Now though, I’ll ask you a question. What life would be like if we lost our possessions, our loved ones, and even our health?
You probably have your own past experiences with those types of loss, but I’ll share mine, too. My life has changed dramatically since experiencing the loss of a loved one. The reason why I told you about the town where I grew up, though, is this: I never felt the need to fully rely on God for my survival. All of my troubles seemed solvable by wearing the right clothes, building the perfect resume, fitting in with the right crowd of people, and maintaining the appearance that everything was okay. In the past few years, I have learned just how wrong I was in relying on those to, hopefully, fix some of my problems.
But in the past two months, I experienced an even greater loss; my whole family did. I lost the lovely lady that I always knew I could talk with and just be myself. She was “my safe place.” She would actually encourage me to eat more, not less! (Go figure, since she was my grandmother! ) But she loved me so much, not for who I could be or would be, but for just the way that I was. I was always most at home when sitting by her or cooking with her in the kitchen. Never did she pressure me about having an exact plan for the future; she always seemed so much more concerned with where I was in that moment that I was with her. This Christmas already isn’t the same without my beloved Mammaw here with us…

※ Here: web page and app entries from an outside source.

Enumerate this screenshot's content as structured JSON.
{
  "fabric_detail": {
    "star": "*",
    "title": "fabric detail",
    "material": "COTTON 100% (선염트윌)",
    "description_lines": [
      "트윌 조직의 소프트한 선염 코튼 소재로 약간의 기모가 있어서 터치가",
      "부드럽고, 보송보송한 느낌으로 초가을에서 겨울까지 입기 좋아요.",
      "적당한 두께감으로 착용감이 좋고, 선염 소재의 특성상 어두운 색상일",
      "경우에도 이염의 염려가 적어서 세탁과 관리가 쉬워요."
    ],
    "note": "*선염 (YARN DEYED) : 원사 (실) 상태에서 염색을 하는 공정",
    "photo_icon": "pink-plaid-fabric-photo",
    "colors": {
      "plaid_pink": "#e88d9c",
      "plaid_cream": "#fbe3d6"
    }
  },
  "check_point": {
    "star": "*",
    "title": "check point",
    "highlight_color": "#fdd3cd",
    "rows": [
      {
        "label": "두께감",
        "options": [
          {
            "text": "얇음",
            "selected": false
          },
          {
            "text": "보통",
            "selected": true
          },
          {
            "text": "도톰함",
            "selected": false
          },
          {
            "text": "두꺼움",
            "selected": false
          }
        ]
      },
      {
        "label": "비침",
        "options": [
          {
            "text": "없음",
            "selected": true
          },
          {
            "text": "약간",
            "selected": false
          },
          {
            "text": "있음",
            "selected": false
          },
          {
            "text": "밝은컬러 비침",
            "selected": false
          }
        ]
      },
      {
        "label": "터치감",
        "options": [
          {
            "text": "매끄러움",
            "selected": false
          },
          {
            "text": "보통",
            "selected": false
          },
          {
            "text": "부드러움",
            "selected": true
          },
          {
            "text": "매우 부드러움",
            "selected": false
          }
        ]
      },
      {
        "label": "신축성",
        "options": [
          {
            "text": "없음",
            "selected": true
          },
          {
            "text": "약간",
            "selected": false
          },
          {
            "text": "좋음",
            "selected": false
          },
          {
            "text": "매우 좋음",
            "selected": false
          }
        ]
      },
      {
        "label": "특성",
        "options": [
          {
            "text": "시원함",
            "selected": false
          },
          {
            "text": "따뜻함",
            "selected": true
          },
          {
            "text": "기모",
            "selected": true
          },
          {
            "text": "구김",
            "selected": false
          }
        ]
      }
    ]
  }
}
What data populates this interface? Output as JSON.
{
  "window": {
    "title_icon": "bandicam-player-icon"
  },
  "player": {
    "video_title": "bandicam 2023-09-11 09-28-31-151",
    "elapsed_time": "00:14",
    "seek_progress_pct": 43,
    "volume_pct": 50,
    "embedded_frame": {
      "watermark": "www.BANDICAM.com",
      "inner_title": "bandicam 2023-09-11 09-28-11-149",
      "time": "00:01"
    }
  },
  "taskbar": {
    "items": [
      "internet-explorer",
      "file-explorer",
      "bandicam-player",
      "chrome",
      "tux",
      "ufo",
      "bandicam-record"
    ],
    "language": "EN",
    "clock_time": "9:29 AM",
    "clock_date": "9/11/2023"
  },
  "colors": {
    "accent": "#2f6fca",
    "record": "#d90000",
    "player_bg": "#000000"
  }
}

Life on earth is fragile at best. Economic hardship can rob us of our wealth. The aging process will mar the physical appearance of our younger days. The thief named Death will steal from us our loved ones. Dreaded dementia or a brain injury would rob us of our educated minds, and illness could strike us and take away our health.
I don’t know about you, but there’s one realization that I have in lieu of all of this… No man–even a devout follower of Christ–is exempt from the state of this fallen world. Stripped away from the earthly things that bring us comfort: only in this state can we see that, truly, we still exist by the mercy and grace of God alone. Only when all else fades, do we see the light of Christ…
And this is the first step towards grasping the joy of salvation.